• Some dogs are trained to sniff the breath of people with Type 1 diabetes. Usually Labs, these natural breath analyzers are able to detect dangerously low sugar levels (hypoglycemia). To relieve the symptoms, they may carry bottled juice for their people. These dogs are placed with both adults and children over the age of 12.
• Other dogs learn to help people with epilepsy. If there is enough time before the onset of a seizure, the dog may bring water, medicine and/or a telephone to his person. If the seizure has already begun, the dog may bring pillows to cushion her head, thereby lowering the risk of injury. Some people maintain their dogs can actually sense when a seizure is about to take place. These dogs reportedly help them to a safe place (i.e. the floor), so they won’t be hurt by falling.
• Service dogs trained to work with mobility challenged individuals can help people who use crutches, canes, walkers and even wheelchairs. Dogs placed with people with degenerative diseases like Parkinson’s or ALS (amyotrophic lateral sclerosis) help to either balance or brace them, stabilizing them in both standing and sitting positions. These dogs may also help wheelchair-bound people transfer to or from their wheelchairs. For people with hand-operated wheelchairs, the dogs may assist in pulling the chair itself. To fulfill the demands of such mobility assistance jobs, however, neither a small nor medium-sized dog would be tall or strong enough.
• Specially trained canines are placed with individuals who have arthritis, CP (cerebral palsy), chronic fatigue immune dysfunction syndrome, fibromyalgia, heart disease, MS (multiple sclerosis), muscular dystrophy, myasthenia gravis, paralysis and spina bifida. Dogs also assist people who have had spinal cord injuries or chronic back/neck problems and strokes. These dogs will:
} Pick up dropped objects
} Retrieve items from countertops or tables
} Carry groceries or other items in a doggie backpack
} Load or unload a washer or dryer
} Press pedestrian crossing buttons or elevator buttons
} Turn lights on or off
} Help with undressing (shoes, socks and jackets)
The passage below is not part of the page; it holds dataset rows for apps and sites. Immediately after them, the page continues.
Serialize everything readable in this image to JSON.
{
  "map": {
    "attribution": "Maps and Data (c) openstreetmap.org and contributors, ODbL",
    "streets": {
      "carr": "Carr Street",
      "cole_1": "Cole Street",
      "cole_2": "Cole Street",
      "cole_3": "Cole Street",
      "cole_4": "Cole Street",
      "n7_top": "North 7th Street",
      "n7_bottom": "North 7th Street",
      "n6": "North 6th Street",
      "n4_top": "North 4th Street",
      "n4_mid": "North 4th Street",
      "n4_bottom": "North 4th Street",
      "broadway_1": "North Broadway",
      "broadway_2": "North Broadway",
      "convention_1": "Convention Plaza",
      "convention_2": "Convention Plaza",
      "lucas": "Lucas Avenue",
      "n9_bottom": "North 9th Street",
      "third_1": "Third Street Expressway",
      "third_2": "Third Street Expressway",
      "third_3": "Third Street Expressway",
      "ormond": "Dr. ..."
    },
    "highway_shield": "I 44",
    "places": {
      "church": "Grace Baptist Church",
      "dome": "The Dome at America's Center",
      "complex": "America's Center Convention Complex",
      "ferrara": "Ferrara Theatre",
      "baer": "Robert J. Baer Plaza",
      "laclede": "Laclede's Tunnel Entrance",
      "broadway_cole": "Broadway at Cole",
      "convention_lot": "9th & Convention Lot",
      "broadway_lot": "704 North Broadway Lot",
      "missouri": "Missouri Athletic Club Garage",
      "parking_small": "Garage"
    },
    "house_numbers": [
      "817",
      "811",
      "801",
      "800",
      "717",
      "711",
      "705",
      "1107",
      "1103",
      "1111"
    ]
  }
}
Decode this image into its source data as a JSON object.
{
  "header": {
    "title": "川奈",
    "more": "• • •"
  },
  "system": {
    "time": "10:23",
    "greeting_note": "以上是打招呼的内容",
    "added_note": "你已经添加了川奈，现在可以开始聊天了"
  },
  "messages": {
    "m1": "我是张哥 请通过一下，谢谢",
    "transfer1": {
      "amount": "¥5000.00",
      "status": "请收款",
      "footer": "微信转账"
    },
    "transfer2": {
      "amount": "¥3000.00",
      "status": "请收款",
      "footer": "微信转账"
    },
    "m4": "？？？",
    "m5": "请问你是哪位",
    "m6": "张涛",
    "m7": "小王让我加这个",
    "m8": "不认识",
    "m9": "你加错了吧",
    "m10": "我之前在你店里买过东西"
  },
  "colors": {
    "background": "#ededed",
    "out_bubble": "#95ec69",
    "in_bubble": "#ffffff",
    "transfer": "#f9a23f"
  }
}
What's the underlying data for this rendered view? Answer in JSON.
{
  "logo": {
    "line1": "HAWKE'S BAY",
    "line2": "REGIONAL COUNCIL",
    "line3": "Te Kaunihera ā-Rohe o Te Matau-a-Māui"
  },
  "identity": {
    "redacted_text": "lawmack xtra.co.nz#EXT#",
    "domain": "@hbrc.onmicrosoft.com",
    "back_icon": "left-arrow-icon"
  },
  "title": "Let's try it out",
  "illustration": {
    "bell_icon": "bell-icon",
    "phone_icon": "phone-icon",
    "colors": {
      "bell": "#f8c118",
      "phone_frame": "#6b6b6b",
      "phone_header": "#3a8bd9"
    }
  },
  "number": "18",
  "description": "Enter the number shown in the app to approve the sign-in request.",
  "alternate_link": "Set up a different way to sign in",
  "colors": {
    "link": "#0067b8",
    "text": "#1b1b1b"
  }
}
Whether you opt for a service dog, or adopt one from a shelter or rescue, there’s one more benefit he’ll offer you, regardless of his breed or job description – joie de vivre!